An improvement in demand drivers for the retail sector, including sales and footfall, is expected to have a positive impact on prime rents, which CBRE forecasts to grow at around 3% in 2024. As with office and logistics assets, the polarisation between prime and secondary assets is expected to continue, with strong location fundamentals driving rental growth and occupier demand. Retailers are expected to continue investing in physical stores, with a greater focus on prime locations, and e-commerce will also continue to grow, albeit at a more moderate rate than during the pandemic.  


A deepening supply and demand imbalance will be the main challenge for the living sector in 2024. The already constrained development pipeline is expected to shrink further due to a lack of development funding, high construction costs, lengthy planning procedures and uncertainty around exit values whilst demographic trends are continuing to drive demand, particularly in the larger European cities. According to the report, the number of households in Europe is expected to increase by 3% over the next five years. Increased household formation should boost demand for rental properties as home ownership affordability remains a challenge. Strong occupier fundamentals are also visible in student housing and senior living.  


Domestic and short-haul leisure travel will continue to be the primary driver of European hotel demand in 2024, with international leisure expected to meaningfully recover as long-haul flights from Asia-Pacific return. Hotel demand growth is expected to outpace supply, as higher construction and borrowing costs constrain the development pipeline. This difference is expected to be most acute in popular tourist locations where demand will remain robust.

Data Centres

CBRE expects strong demand from hyperscalers to push data centre take-up to new highs in 2024, with vacancy rates likely to fall to record lows across Europe’s largest markets. The combination of lower available capacity, coupled with higher build and operational costs, means that it is very likely that providers will increase rental rates at colocation centres in 2024. Furthermore, artificial intelligence (AI) requirements are likely to increase demand for data centre capacity. 

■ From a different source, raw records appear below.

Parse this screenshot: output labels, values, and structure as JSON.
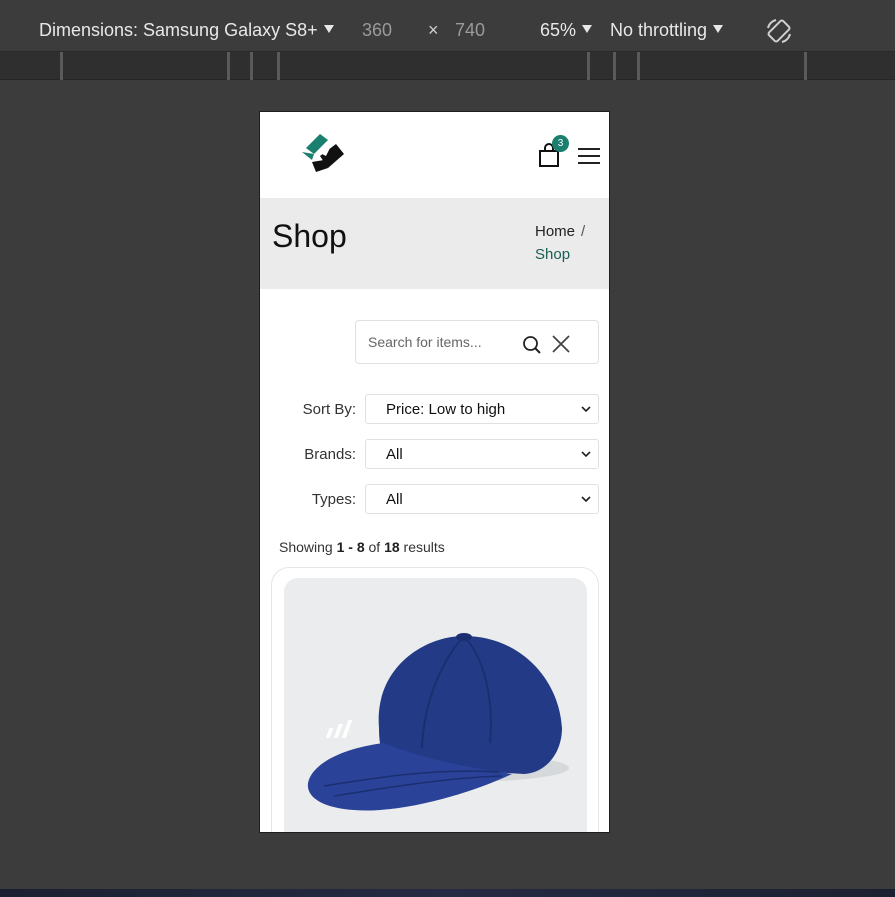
{
  "devtools": {
    "dimensions_label": "Dimensions: Samsung Galaxy S8+",
    "width_value": "360",
    "times": "×",
    "height_value": "740",
    "zoom": "65%",
    "throttling": "No throttling",
    "rotate_icon": "rotate-icon"
  },
  "site": {
    "logo_icon": "brand-logo",
    "cart_icon": "shopping-bag-icon",
    "cart_count": "3",
    "menu_icon": "hamburger-icon",
    "accent_color": "#1a7f6e"
  },
  "banner": {
    "title": "Shop",
    "breadcrumb_home": "Home",
    "breadcrumb_sep": "/",
    "breadcrumb_current": "Shop"
  },
  "search": {
    "placeholder": "Search for items...",
    "search_icon": "search-icon",
    "clear_icon": "close-icon"
  },
  "filters": {
    "sort_label": "Sort By:",
    "sort_value": "Price: Low to high",
    "brands_label": "Brands:",
    "brands_value": "All",
    "types_label": "Types:",
    "types_value": "All"
  },
  "results": {
    "prefix": "Showing",
    "range": "1 - 8",
    "of": "of",
    "total": "18",
    "suffix": "results"
  },
  "product": {
    "image_alt": "navy blue baseball cap"
  }
}
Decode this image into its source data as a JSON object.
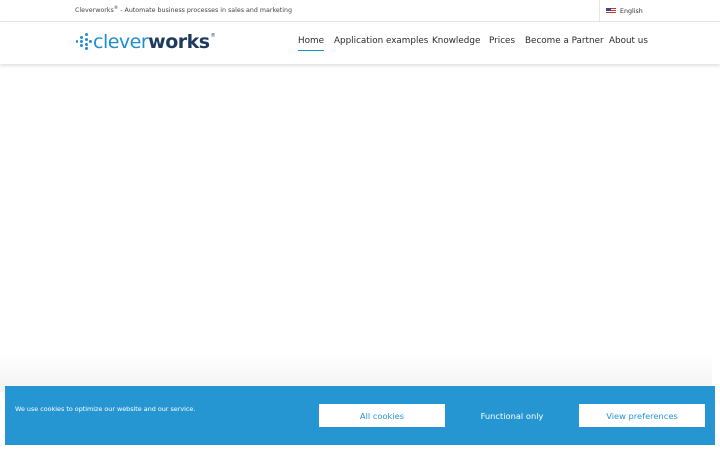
{
  "topbar": {
    "tagline_brand": "Cleverworks",
    "tagline_reg": "®",
    "tagline_rest": " - Automate business processes in sales and marketing",
    "language": "English",
    "language_flag_icon": "us-flag-icon"
  },
  "header": {
    "logo_clever": "clever",
    "logo_works": "works",
    "logo_reg": "®",
    "nav": [
      {
        "label": "Home",
        "active": true
      },
      {
        "label": "Application examples",
        "active": false
      },
      {
        "label": "Knowledge",
        "active": false
      },
      {
        "label": "Prices",
        "active": false
      },
      {
        "label": "Become a Partner",
        "active": false
      },
      {
        "label": "About us",
        "active": false
      }
    ]
  },
  "cookie_banner": {
    "message": "We use cookies to optimize our website and our service.",
    "all_cookies": "All cookies",
    "functional_only": "Functional only",
    "view_preferences": "View preferences"
  },
  "colors": {
    "brand_blue": "#2596d2",
    "brand_dark": "#1e3a5f",
    "white": "#ffffff"
  }
}
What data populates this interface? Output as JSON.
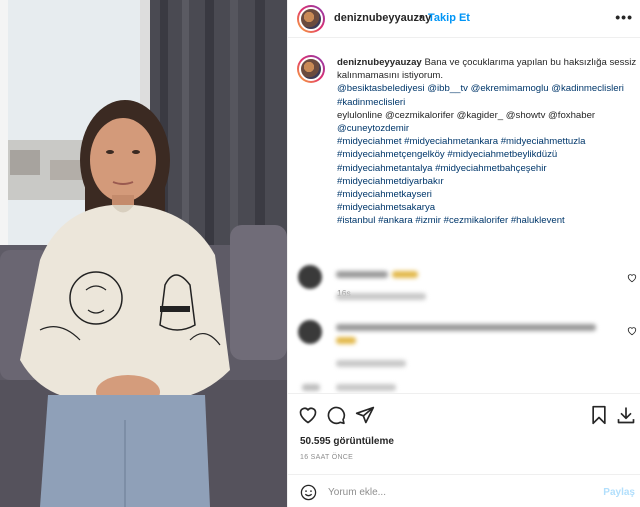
{
  "post": {
    "username": "deniznubeyyauzay",
    "follow_label": "Takip Et",
    "separator": "•",
    "more_label": "•••",
    "caption_lines": [
      {
        "text": "Bana ve çocuklarıma yapılan bu haksızlığa sessiz",
        "type": "text"
      },
      {
        "text": "kalınmamasını istiyorum.",
        "type": "text"
      },
      {
        "text": "@besiktasbelediyesi @ibb__tv @ekremimamoglu @kadinmeclisleri",
        "type": "tag"
      },
      {
        "text": "#kadinmeclisleri",
        "type": "tag"
      },
      {
        "text": "eylulonline @cezmikalorifer @kagider_ @showtv @foxhaber",
        "type": "mixed"
      },
      {
        "text": "@cuneytozdemir",
        "type": "tag"
      },
      {
        "text": "#midyeciahmet #midyeciahmetankara #midyeciahmettuzla",
        "type": "tag"
      },
      {
        "text": "#midyeciahmetçengelköy #midyeciahmetbeylikdüzü",
        "type": "tag"
      },
      {
        "text": "#midyeciahmetantalya #midyeciahmetbahçeşehir",
        "type": "tag"
      },
      {
        "text": "#midyeciahmetdiyarbakır",
        "type": "tag"
      },
      {
        "text": "#midyeciahmetkayseri",
        "type": "tag"
      },
      {
        "text": "#midyeciahmetsakarya",
        "type": "tag"
      },
      {
        "text": "#istanbul #ankara #izmir #cezmikalorifer #haluklevent",
        "type": "tag"
      }
    ],
    "caption_age": "16s",
    "views": "50.595 görüntüleme",
    "posted_ago": "16 SAAT ÖNCE",
    "comment_placeholder": "Yorum ekle...",
    "post_label": "Paylaş"
  },
  "colors": {
    "link": "#00376b",
    "follow": "#0095f6",
    "post_disabled": "#b2dffc",
    "muted": "#8e8e8e"
  },
  "icons": [
    "heart-icon",
    "comment-icon",
    "share-icon",
    "bookmark-icon",
    "download-icon",
    "emoji-icon"
  ]
}
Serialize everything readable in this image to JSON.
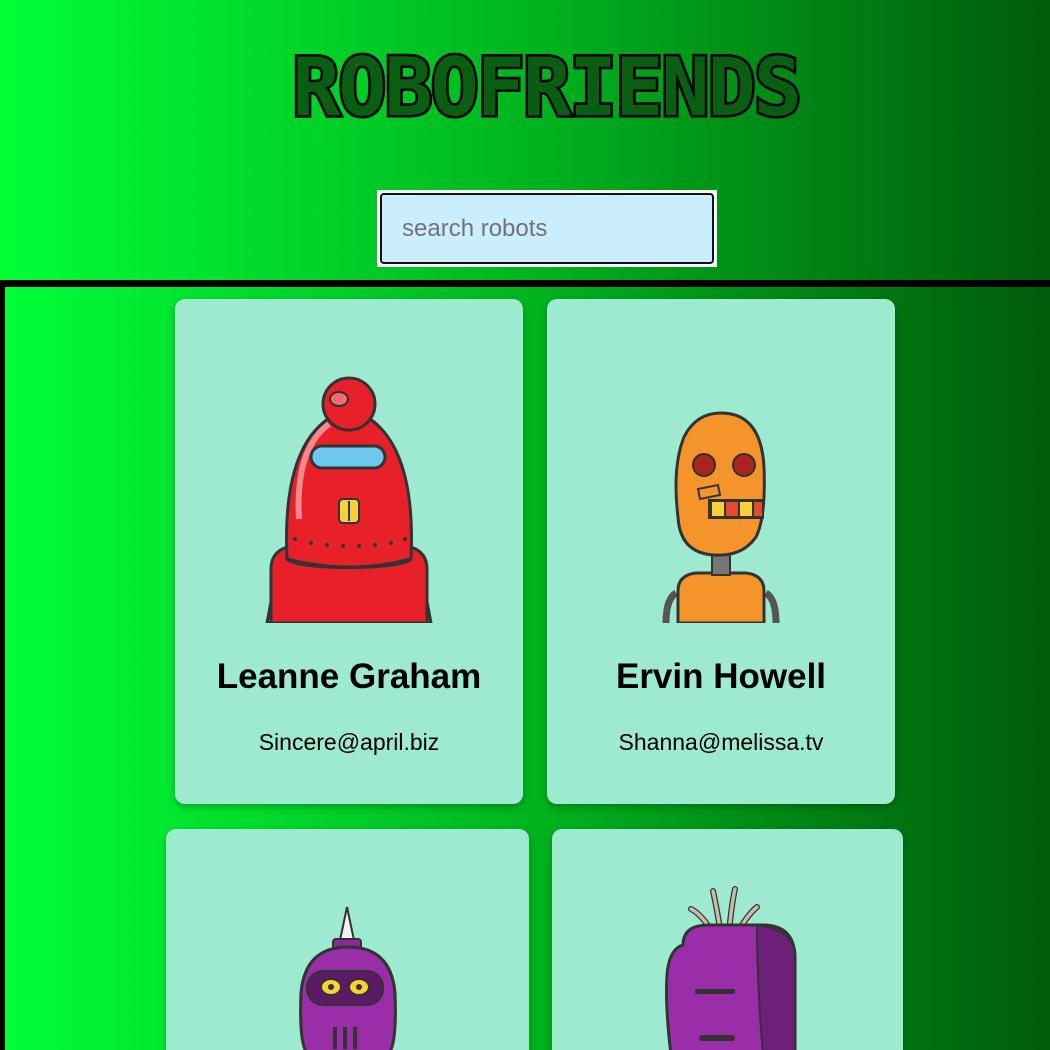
{
  "app": {
    "title": "ROBOFRIENDS"
  },
  "search": {
    "placeholder": "search robots",
    "value": ""
  },
  "robots": [
    {
      "name": "Leanne Graham",
      "email": "Sincere@april.biz",
      "avatar": "red-robot-icon"
    },
    {
      "name": "Ervin Howell",
      "email": "Shanna@melissa.tv",
      "avatar": "orange-robot-icon"
    },
    {
      "name": "",
      "email": "",
      "avatar": "purple-horn-robot-icon"
    },
    {
      "name": "",
      "email": "",
      "avatar": "purple-tuft-robot-icon"
    }
  ],
  "colors": {
    "card": "#9eead0",
    "search_bg": "#cbeefc",
    "gradient_start": "#00ff37",
    "gradient_end": "#005a0b"
  }
}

CBRE Group, Inc. (NYSE:CBRE), a Fortune 500 and S&P 500 company headquartered in Dallas, is the world’s largest commercial real estate services and investment firm (based on 2022 revenue). The company has approximately 115,000 employees (excluding Turner & Townsend employees) serving clients in more than 100 countries. CBRE serves a diverse range of clients with an integrated suite of services, including facilities, transaction and project management; property management; investment management; appraisal and valuation; property leasing; strategic consulting; property sales; mortgage services and development services. Please visit our website at